The Art of Evangelism

Guy then continued by focusing on the principles that make up the “Art of Evangelism”:

  • Touch gold
  • Plan many seeds
  • Provide a safe first step
  • Let 100 flowers grow
  • Localize your efforts
  • Think Tinder, not eHarmony
  • Show your passions
  • Post good stuff [David I note: sorry Guy, I couldn’t put the third word you used]
  • Post “too much”
  • Use user-generated content
  • Perfect your shareability

Guy completed his keynote by discussing the rise of Social Media evangelism. He encouraged everyone to be bold in your social posts, to dig deep into topics, and to “go live” with video and presentations. He suggested that everyone explore a few software tools, services and sites for your video social posts: Wirecast, Be.Live and Blue Jeans.

Guy also live streamed his keynote on his Facebook page. You can find the keynote on Guy’s Facebook video page at

Guy Kawasaki Web Site –


Webinar March 14&16 – Developer Program Buy-In: How to get it, Keep it, and Measure Your Success

There are several business, organizational and industry related aspects that affect developer relations teams who have trouble getting budget or other resources for their developer outreach program.
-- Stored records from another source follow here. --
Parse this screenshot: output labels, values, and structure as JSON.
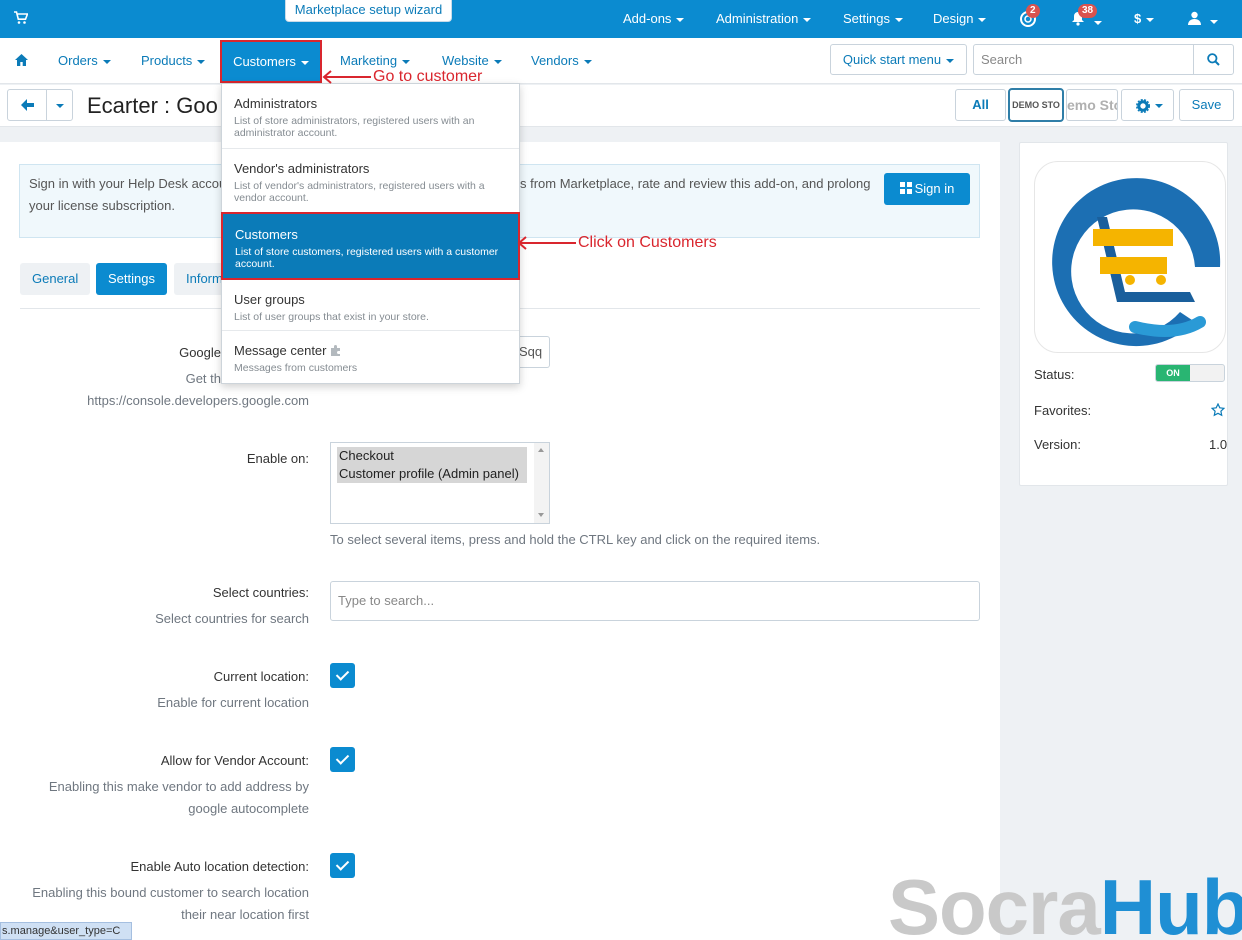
{
  "topbar": {
    "wizard_tab": "Marketplace setup wizard",
    "items": [
      {
        "label": "Add-ons"
      },
      {
        "label": "Administration"
      },
      {
        "label": "Settings"
      },
      {
        "label": "Design"
      }
    ],
    "help_badge": "2",
    "notifications_badge": "38",
    "currency": "$",
    "icons": [
      "cart-icon",
      "help-icon",
      "bell-icon",
      "user-icon"
    ]
  },
  "nav": {
    "items": [
      {
        "label": "Orders"
      },
      {
        "label": "Products"
      },
      {
        "label": "Customers"
      },
      {
        "label": "Marketing"
      },
      {
        "label": "Website"
      },
      {
        "label": "Vendors"
      }
    ],
    "quick_start": "Quick start menu",
    "search_placeholder": "Search"
  },
  "titlebar": {
    "title": "Ecarter : Goo",
    "all_label": "All",
    "demo_label_1": "DEMO STO",
    "demo_label_2": "emo Sto",
    "save_label": "Save"
  },
  "helpdesk": {
    "text_line1_left": "Sign in with your Help Desk accou",
    "text_line1_right": "s from Marketplace, rate and review this add-on, and prolong",
    "text_line2": "your license subscription.",
    "signin_label": "Sign in"
  },
  "tabs": [
    {
      "label": "General"
    },
    {
      "label": "Settings"
    },
    {
      "label": "Inform"
    }
  ],
  "settings": {
    "google_label": "Google",
    "google_hint_1": "Get th",
    "google_hint_2": "https://console.developers.google.com",
    "api_key_tail": "Sqq",
    "enable_on_label": "Enable on:",
    "enable_on_options": [
      "Checkout",
      "Customer profile (Admin panel)"
    ],
    "enable_on_hint": "To select several items, press and hold the CTRL key and click on the required items.",
    "countries_label": "Select countries:",
    "countries_hint": "Select countries for search",
    "countries_placeholder": "Type to search...",
    "current_location_label": "Current location:",
    "current_location_hint": "Enable for current location",
    "vendor_label": "Allow for Vendor Account:",
    "vendor_hint_1": "Enabling this make vendor to add address by",
    "vendor_hint_2": "google autocomplete",
    "auto_label": "Enable Auto location detection:",
    "auto_hint_1": "Enabling this bound customer to search location",
    "auto_hint_2": "their near location first"
  },
  "dropdown": {
    "items": [
      {
        "title": "Administrators",
        "desc": "List of store administrators, registered users with an administrator account."
      },
      {
        "title": "Vendor's administrators",
        "desc": "List of vendor's administrators, registered users with a vendor account."
      },
      {
        "title": "Customers",
        "desc": "List of store customers, registered users with a customer account."
      },
      {
        "title": "User groups",
        "desc": "List of user groups that exist in your store."
      },
      {
        "title": "Message center",
        "desc": "Messages from customers"
      }
    ]
  },
  "annotations": {
    "go_to": "Go to customer",
    "click_on": "Click on Customers",
    "color": "#d9262e"
  },
  "sidebar": {
    "status_label": "Status:",
    "status_value": "ON",
    "favorites_label": "Favorites:",
    "version_label": "Version:",
    "version_value": "1.0"
  },
  "status_url": "s.manage&user_type=C",
  "watermark": {
    "part1": "Socra",
    "part2": "Hub"
  },
  "colors": {
    "accent": "#0b8bd0",
    "annotation": "#d9262e"
  }
}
We hear from developer relations teams that one of their developer program buy-in challenges is that upper management and business units don’t perceive the importance of reaching out to developers in the first place.

To start or enhance your developer relations program, you’ll need to work with stakeholders inside your company and get their “buy in”, enumerating desired outcomes and creating the measurements (KPIs – Key Performance Indicators) of success.

Once you get buy-in, you’ll want to keep it by using ongoing reporting for agreed upon metrics that support the investment. These same metrics can also point to new investments in team members and developer relations program features.

Attracting and keeping members is also key to the success of your developer relations program. Active developers will help you promote your program to other developers. Developers also will give you valuable feedback that will improve the offerings of your company. Engaged developers will also help you create content becoming an extended member of your team.

This webinar will give you tips on how to build support within your organization, keep that support, measure your success and grow a thriving community of supportive developers.

developer program buy-in


Developer Program Buy-In Agenda


1) Developer Program Buy-In
2) How to Get Buy-In
3) How to Keep It
4) Measuring Your Success
5) Q&A


Webinar Dates/Times


The webinar repeat on multiple days and times. Choose the date and time that fits your schedule. (note: the US will be on Daylight/Summer time)

Tuesday, March 14, 2017

7am PDT (Santa Cruz) | 9am CDT (Chicago) | 10am EDT (New York) | 2pm GMT (London) | 3pm CET (Frankfurt)
10am PDT (Santa Cruz) | 12noon CDT (Chicago) | 1pm EDT (New York) | 5pm GMT (London) | 6pm CET (Frankfurt)
5pm PDT (Santa Cruz) | 8am CST (Beijing Mar 15) | 11am AEDT (Sydney Mar 15)

Thursday, March 16, 2017

7am PDT (Santa Cruz) | 9am CDT (Chicago) | 10am EDT (New York) | 2pm GMT (London) | 3pm CET (Frankfurt)
10am PDT (Santa Cruz) | 12noon CDT (Chicago) | 1pm EDT (New York) | 5pm GMT (London) | 6pm CET (Frankfurt)
Register Now to Reserve your Seat!


Who Should Attend

  • Managers & Directors of Developer Programs
  • Technology & Developer Evangelists
  • Business Development Managers & Directors
  • Product Marketing Managers & Directors
  • Marketing Managers
  • Product Managers
  • Research Managers
  • Corporate Communications Managers
  • Heads of Developer Marketing
  • ANYONE who deals with developers!

Webinar Registration Link

Note: The webinars repeat on multiple days and times. Choose the date and time that fits your schedule.

Register Now


David Intersimone “David I”, Vice President of Developer Communities, Evans Data Corporation

developer program buy-in